The artwork was just as important as the content of this record; it has been well over a year since my last release and I wanted everyone to know just from the artwork that I'm back, and back with a vengeance. Christian Velasquez, who is responsible for my visual content, really brought that to the next level for me with the creative direction of the cover and poster. Violator is me calling everyone out on their shit in hopes of setting the bar at a new level; I want everyone to be on their fucking A game with every detail of their life and not succumb to the narcissistic millennial bullshit that is taking over. Make New York weird again.
How about the track "Sucia" specifically? What was the production process like?
If you live in New York, on any given day you will hear a car with subbass so heavy that it can be heard from 10 blocks away and it's guaranteed to set off half of the car alarms in your neighborhood. That's what I wanted this song to sound like. I made it in one eight-hour session.
In your eyes, is there a clear pathway from Shattered Dreams to Violator, or do you see this record as taking your sound in a new direction?
Both. Conceptually, Violator is the vengeful, punk-rock-minded asshole that developed from the sad boy that I was in Shattered Dreams... but it is also 100% me going in an entire new direction and bridging the gap between my DJ and producer selves. If you've been to one of my DJ sets, you've seen that I actually know how to make people forget every reservation they have about themselves and sweat through every layer of clothing down to the socks. I wanted to continue doing that but with my own music. My DJ sets will always be aggressive and unpredictable, except now they will consists mostly of my own productions. To be fully honest, I'm only giving you the smallest fraction of music that I've made over the last two years with Violator... I'm sitting on an arsenal of tunes that no one will ever hear except during my live sets.
What sorts of things have you got planned for the rest of the year? Are there any artists in particular whose work we should look out for in the coming months?
I'm just about wrapped up with my follow up record and I am about to send it off for engineering. The music on this project is just otherworldly and I genuinely wish I could share it already.
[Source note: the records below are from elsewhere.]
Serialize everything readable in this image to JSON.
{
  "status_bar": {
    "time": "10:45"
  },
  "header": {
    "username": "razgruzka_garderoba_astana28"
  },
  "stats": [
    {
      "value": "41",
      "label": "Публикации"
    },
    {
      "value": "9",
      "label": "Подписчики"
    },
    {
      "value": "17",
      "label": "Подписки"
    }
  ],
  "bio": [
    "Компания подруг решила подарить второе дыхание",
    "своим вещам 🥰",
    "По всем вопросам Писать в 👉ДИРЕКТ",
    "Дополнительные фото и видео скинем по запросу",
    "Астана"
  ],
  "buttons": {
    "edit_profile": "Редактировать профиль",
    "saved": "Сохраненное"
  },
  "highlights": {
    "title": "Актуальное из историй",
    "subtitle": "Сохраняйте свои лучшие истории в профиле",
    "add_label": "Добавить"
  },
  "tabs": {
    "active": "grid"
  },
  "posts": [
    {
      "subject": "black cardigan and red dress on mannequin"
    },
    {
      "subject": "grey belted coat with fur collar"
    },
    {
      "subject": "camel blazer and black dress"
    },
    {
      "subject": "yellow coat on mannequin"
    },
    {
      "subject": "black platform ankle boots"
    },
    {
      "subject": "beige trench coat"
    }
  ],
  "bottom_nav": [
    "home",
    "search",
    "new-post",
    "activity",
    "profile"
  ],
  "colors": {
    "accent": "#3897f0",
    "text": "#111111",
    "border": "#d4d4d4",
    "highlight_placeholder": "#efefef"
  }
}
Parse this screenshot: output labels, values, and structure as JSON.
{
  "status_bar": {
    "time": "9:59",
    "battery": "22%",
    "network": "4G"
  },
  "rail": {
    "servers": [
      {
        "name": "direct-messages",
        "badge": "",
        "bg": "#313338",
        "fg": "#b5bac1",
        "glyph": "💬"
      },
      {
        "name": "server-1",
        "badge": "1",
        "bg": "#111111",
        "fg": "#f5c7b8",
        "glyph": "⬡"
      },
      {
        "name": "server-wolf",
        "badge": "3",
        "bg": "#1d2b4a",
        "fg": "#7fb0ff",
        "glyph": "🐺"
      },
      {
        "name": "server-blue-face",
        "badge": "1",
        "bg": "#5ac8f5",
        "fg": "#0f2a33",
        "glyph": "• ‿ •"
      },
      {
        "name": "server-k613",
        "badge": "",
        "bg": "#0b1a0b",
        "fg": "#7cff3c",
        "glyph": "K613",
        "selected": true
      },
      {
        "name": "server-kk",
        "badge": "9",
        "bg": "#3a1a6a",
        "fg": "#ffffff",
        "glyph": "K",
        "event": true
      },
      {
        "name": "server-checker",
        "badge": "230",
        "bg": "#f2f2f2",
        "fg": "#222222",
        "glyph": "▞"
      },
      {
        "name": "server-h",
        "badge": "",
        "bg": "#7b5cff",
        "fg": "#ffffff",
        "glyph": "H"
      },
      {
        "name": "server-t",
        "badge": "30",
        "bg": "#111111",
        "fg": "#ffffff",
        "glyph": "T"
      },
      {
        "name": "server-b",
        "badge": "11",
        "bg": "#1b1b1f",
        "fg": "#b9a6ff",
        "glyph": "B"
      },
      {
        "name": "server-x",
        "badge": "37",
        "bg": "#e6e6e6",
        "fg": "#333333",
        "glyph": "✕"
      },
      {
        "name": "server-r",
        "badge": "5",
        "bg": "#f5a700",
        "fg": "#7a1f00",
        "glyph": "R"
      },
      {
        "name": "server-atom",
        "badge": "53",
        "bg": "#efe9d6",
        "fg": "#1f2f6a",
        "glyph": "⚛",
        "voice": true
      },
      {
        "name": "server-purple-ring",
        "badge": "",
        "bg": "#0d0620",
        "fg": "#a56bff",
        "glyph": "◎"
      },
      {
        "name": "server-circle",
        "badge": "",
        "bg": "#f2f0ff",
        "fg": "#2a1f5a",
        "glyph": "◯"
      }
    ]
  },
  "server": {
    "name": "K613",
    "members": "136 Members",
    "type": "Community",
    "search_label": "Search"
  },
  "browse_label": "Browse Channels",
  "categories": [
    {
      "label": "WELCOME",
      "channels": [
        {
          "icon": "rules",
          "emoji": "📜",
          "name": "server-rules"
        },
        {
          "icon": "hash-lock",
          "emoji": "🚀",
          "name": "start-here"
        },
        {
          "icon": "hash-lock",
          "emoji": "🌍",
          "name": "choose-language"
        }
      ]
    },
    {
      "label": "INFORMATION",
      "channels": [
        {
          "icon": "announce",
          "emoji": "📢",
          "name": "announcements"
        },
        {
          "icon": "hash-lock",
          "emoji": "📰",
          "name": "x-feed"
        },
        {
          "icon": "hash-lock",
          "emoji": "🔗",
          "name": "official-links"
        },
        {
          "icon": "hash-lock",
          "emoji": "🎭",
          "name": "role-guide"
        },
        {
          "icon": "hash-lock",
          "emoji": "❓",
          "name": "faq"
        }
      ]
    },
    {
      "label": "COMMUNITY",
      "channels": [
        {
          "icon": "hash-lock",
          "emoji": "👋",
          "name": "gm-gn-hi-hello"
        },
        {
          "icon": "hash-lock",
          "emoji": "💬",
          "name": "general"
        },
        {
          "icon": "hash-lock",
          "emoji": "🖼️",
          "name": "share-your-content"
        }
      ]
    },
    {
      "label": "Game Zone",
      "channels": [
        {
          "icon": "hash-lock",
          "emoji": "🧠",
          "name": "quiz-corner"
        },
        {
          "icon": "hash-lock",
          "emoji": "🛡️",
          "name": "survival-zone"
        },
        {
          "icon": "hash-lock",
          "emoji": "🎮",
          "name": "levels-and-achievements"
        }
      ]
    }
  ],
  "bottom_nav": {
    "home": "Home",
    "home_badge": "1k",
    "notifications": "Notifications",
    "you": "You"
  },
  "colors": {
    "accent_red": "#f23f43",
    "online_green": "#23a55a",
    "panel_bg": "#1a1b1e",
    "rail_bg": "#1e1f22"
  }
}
As far as other artists, I find myself not really listening to anything new these past few months because I don't want anything to distract me from the content I am currently working on.
Follow Alexander on Twitter.